**Work instructions:** Scan the entries for lines with the word "text" and copy those lines.

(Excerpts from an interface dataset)
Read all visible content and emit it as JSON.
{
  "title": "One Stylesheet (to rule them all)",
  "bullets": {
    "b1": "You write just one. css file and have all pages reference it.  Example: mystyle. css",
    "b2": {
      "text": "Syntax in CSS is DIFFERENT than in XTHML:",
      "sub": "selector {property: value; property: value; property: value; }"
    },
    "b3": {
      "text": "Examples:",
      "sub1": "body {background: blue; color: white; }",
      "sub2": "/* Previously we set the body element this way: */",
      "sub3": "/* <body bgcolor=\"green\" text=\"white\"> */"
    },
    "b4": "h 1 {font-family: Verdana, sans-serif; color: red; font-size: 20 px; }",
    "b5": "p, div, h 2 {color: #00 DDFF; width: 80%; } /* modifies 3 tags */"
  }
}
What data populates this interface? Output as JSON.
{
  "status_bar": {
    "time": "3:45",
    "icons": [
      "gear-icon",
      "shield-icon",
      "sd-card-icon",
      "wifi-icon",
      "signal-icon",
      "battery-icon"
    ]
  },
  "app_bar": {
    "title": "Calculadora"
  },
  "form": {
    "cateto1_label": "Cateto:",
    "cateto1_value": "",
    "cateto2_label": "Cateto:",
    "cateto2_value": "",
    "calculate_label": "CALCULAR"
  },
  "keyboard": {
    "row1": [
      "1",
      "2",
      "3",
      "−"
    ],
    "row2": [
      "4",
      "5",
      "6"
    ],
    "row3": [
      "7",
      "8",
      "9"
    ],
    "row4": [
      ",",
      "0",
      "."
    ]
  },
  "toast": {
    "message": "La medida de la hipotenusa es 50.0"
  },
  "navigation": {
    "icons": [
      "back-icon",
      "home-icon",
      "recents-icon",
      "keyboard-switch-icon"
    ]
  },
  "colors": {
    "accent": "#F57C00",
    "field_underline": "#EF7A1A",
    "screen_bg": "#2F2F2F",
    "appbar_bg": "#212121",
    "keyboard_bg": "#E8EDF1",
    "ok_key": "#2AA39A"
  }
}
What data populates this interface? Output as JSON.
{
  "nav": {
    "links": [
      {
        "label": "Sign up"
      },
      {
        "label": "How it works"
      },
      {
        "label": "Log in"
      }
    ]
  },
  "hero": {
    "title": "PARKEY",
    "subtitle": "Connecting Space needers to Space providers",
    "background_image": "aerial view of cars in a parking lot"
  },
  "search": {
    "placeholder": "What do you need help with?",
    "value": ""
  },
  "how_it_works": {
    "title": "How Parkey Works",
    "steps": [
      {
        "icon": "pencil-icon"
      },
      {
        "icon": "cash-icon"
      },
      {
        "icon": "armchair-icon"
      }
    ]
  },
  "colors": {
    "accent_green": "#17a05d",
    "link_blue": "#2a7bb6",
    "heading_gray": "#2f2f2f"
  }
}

**Response to the task:**
      "text": "Syntax in CSS is DIFFERENT than in XTHML:",
      "text": "Examples:",
      "sub3": "/* <body bgcolor=\"green\" text=\"white\"> */"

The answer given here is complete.